Task to complete.
Search the entries for lines that contain the word "JSON", and report each one found.

[Dataset rows describing interfaces]
== Segment start ==

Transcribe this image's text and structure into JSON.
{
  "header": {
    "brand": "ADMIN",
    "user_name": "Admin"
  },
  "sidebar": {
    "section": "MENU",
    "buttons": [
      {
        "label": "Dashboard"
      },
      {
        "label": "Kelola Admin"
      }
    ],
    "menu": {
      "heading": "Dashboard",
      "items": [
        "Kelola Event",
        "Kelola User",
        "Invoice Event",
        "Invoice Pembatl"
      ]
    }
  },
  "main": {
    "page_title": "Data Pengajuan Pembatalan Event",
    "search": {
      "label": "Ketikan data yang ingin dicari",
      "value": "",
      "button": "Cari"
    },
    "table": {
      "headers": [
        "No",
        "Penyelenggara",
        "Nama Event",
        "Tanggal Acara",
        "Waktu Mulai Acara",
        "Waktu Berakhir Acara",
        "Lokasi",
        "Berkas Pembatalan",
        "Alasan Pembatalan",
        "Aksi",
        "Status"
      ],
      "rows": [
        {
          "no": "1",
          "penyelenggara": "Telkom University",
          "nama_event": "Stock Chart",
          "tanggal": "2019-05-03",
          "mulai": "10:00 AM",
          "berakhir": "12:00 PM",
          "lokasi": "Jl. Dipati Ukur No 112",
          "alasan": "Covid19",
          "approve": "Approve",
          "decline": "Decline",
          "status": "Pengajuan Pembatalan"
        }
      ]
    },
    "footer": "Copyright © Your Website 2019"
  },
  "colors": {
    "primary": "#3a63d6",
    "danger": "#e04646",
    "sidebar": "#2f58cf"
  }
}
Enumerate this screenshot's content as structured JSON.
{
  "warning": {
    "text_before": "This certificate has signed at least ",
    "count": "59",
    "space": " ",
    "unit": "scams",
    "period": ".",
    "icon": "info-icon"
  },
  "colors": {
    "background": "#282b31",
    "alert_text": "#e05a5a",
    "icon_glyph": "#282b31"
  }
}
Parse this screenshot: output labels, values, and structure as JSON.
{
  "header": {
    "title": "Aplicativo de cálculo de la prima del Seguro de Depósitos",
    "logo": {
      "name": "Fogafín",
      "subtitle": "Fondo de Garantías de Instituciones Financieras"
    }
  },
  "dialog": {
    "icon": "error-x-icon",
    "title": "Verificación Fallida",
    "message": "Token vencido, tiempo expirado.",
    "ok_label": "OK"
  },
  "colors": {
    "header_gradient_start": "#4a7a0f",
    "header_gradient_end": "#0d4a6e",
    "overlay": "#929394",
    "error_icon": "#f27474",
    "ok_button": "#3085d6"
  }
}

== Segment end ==

Solved exercise.
Transcribe this image's text and structure into JSON.
Enumerate this screenshot's content as structured JSON.
Parse this screenshot: output labels, values, and structure as JSON.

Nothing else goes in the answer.